The Sarsa algorithm works by estimating the value of the current state-action pair based on the reward and the estimate of the next state-action pair. This allows it to continually update and adjust to better policy.
Unlike Sarsa, Q-Learning directly estimates the optimal policy, even if actions are taken according to a more exploratory or random policy. Q-Learning works by updating the value of an action in a state without considering the next action.
TD-Lambda joins the benefits of Monte Carlo and TD Learning, leveraging a parameter 𝜆 to balance the two. It uses eligibility traces to keep a record of states, giving a proportion of the reward back to recently visited states.
Sarsa-Lambda is an extension of the Sarsa algorithm, adding eligibility traces for a more effective 'look back' at previous state-action pairs. This makes it more efficient by disseminating the reward to all preceding states.
Double Q-learning addresses the overestimation bias of traditional Q-learning by maintaining two independent Q value estimates. The choice of which Q value to update is random, providing a more unbiased approximation.

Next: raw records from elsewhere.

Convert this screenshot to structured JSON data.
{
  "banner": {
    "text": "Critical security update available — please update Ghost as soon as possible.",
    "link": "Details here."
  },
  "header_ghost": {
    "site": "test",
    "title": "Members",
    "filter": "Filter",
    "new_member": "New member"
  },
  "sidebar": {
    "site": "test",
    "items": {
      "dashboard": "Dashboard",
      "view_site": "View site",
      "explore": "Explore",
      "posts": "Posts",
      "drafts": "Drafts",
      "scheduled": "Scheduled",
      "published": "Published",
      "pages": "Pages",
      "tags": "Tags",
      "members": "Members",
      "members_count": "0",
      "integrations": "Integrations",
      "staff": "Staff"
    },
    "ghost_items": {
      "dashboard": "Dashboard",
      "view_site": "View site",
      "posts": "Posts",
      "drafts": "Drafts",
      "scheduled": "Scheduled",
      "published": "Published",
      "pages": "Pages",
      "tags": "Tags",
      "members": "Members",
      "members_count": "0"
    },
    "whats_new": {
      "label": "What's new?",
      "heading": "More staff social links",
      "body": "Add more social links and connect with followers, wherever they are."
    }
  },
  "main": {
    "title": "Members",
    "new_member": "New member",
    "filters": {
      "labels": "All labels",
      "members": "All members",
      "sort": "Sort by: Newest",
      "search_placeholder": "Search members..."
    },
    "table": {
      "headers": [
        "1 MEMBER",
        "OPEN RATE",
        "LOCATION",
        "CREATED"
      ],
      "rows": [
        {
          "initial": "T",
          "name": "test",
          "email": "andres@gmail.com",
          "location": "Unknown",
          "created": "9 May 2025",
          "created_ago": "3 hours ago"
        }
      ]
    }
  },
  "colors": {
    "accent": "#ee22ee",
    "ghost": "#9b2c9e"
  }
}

Frequently Asked Questions (FAQs)
What is Temporal Difference Learning?
Temporal Difference Learning is a technique in reinforcement learning that predicts future values by gradually adjusting predictions based on incoming information. It combines elements of Monte Carlo and dynamic programming approaches.
How does Temporal Difference Learning work?
Temporal Difference Learning makes predictions more accurate over time by utilizing the difference between the predicted value and the actual value of a subsequent state. It gradually matches expectations with reality.
What are the parameters in Temporal Difference Learning?
The parameters in Temporal Difference Learning include the learning rate (α), which determines the extent of new information influence, the discount rate (γ), which prioritizes future rewards, and the exploration vs. exploitation parameter (e), balancing new information with known actions.
What are the applications of Temporal Difference Learning?
Temporal Difference Learning finds applications in neuroscience for understanding dopamine neurons, in studying conditions like schizophrenia, and in machine learning algorithms for reinforcement learning tasks.
What are the benefits of Temporal Difference Learning?
Temporal Difference Learning offers benefits such as online and offline learning, handling incomplete sequences, adapting to non-terminating environments, less variance and higher efficiency compared to Monte Carlo methods, and leveraging the Markov property for accurate predictions.